She has all that is important to her, everything she wants: her home, her family, her church, her volunteer work. Best of all, she has her husband, her traveling companion, her playful and dearest friend.
The past two decades have been among the best years of her life.
She still has that toy dog.
And her heart -- a priceless gift -- keeps on beating.
"That's enough," Mary, 81, told a visitor. "Don't you agree?"
Telltale trouble signs
At 47, Mary was seemingly the picture of health when she went to her doctor for a checkup. Tests revealed that one coronary artery was 95 percent blocked.
"I was shocked," she recalled. "I had been going and blowing. At that age, [heart trouble] is not something I was worried about."
She underwent successful bypass surgery and experienced no other problems until August 1990, when she awoke early one morning with chest pains. She could barely walk from the bed to the bathroom. Her husband called 911. Mary spent the next few weeks at Harris Methodist Hospital, where she had several more coronary episodes that killed one-third of the heart muscle.
One cardiologist advised the couple to make funeral arrangements.
Another was somewhat more hopeful. "Have you thought about a transplant?" he asked.
About 10 days after Mary was transferred to Dallas and placed on a waiting list, one of her cardiologists appeared in her room smiling.
"We've got a heart," he announced, "and it's beautiful."
Working against the clock, a transplant team performed the delicate procedure that same day. After the lengthy operation, Ben stood outside a recovery room and looked anxiously through a window.
A mask covered the patient's nose and mouth. Her face and hands were badly swollen from high intravenous dosages of prednisone, an anti-rejection medication.
In isolation, Mary met Ben's gaze.
She lifted her right hand and wiggled her fingers in a wave.
"I hurt some days," Ben Fruge, 84, confessed.
He looked at Mary. "I know she does, too."
The retirees have admittedly slowed down in recent years but remain an active couple.
On Thursday mornings, Mary and Ben volunteer at WestAid, a nonprofit organization that provides food and emergency services to thousands of needy people on Fort Worth's west side.

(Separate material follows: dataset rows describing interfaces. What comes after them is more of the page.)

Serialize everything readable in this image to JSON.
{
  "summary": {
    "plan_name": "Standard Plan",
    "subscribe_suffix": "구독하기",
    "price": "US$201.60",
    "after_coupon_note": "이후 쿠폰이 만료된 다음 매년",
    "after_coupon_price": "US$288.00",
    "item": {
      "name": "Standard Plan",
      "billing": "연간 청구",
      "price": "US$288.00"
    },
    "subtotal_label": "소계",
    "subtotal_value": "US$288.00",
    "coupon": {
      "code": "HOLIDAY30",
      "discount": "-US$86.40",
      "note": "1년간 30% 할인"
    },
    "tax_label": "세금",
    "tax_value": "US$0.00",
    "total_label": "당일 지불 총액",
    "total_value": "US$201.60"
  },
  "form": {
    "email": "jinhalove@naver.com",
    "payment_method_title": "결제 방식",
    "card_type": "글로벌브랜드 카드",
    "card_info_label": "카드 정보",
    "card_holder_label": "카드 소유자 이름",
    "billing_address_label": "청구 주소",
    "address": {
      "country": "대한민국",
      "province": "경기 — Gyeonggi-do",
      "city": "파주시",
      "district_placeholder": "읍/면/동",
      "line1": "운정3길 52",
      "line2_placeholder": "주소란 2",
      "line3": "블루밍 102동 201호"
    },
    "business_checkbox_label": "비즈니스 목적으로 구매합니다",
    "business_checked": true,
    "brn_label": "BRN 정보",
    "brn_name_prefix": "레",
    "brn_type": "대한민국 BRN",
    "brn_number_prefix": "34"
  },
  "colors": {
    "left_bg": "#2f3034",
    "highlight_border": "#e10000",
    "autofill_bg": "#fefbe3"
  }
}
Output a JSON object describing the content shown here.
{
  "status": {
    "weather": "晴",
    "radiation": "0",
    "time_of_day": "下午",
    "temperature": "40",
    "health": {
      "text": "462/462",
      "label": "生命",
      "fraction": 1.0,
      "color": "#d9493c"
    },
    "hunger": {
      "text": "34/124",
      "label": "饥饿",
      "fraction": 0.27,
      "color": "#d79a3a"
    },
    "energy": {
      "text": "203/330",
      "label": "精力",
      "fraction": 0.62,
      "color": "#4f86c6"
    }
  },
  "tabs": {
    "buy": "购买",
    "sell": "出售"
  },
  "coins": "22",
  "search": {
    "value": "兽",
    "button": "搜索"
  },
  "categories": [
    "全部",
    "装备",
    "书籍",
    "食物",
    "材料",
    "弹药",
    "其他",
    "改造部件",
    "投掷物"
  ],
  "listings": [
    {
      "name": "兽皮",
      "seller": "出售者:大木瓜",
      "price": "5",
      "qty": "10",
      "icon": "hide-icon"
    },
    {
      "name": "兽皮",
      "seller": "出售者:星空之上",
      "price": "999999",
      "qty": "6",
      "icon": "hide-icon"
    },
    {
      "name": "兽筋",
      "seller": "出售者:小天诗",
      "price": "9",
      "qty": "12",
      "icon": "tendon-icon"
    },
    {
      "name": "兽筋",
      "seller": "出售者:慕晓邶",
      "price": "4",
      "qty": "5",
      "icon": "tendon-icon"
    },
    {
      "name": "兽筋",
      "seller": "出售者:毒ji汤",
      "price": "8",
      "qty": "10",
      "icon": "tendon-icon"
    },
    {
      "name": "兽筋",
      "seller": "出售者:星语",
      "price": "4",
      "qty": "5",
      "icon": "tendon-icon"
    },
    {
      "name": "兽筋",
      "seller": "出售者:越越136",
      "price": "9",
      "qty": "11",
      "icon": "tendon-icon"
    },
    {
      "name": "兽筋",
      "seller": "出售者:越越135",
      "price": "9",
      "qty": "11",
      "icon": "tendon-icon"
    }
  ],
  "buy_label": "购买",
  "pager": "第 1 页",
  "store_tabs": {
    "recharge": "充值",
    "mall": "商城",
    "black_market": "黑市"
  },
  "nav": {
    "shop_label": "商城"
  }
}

She interviews clients. He works in the food pantry.
For years Mary has found fulfillment as a "giver" and "doer," as she calls herself. The couple participated in The Salvation Army's Angel Tree project and supported LifeGift, an organ procurement organization that recovers organs and tissues for individuals in Tarrant and more than 100 other Texas counties.
Mary became the legal guardian of a mentally handicapped woman and cared for her for 12 years.
"There's a reason I'm still here," she said. "I like to hope it's because I've tried to live a good, decent life, and do for others."
Mary will take immunosuppressant drugs for the rest of her life. Even though the medications are associated with an increased risk of cancer, the survival rate for heart transplant recipients is almost 90 percent after one year and 72 percent after five years.
An Ohio man lived 31 years after receiving a donor heart, a world record for survival after a single heart transplant.
He died last year of cancer at age 51.
Mary faithfully exercises three times a week and watches her diet, but she isn't preoccupied with thoughts about mortality.
A devout Catholic, she is at peace, more hopeful than fearful of the future.
"We've never put years on it," she said of the passage of time since her transplant.
"I just figure whatever the Good Lord gives me, that's what I'm going to get."
'Just a child'
Back then the doctors didn't want them to know, she said.
But through one of Ben's friends the Fruges obtained the name. And so, one autumn day shortly after Mary's postoperative stay in the hospital, the couple drove to a little cemetery in North Texas.
"I just wanted to see for myself," Mary said.
Walking among the headstones, she found it: a small, plain marker with the name of the person whose heart beats inside her to this day.
Mary knelt by the grave. The ground still soft, she said a silent thank-you to the stranger, a murder victim, who one day before the transplant was shot in the head and declared brain-dead.
"Just a child," Mary said.
A 12-year-old boy.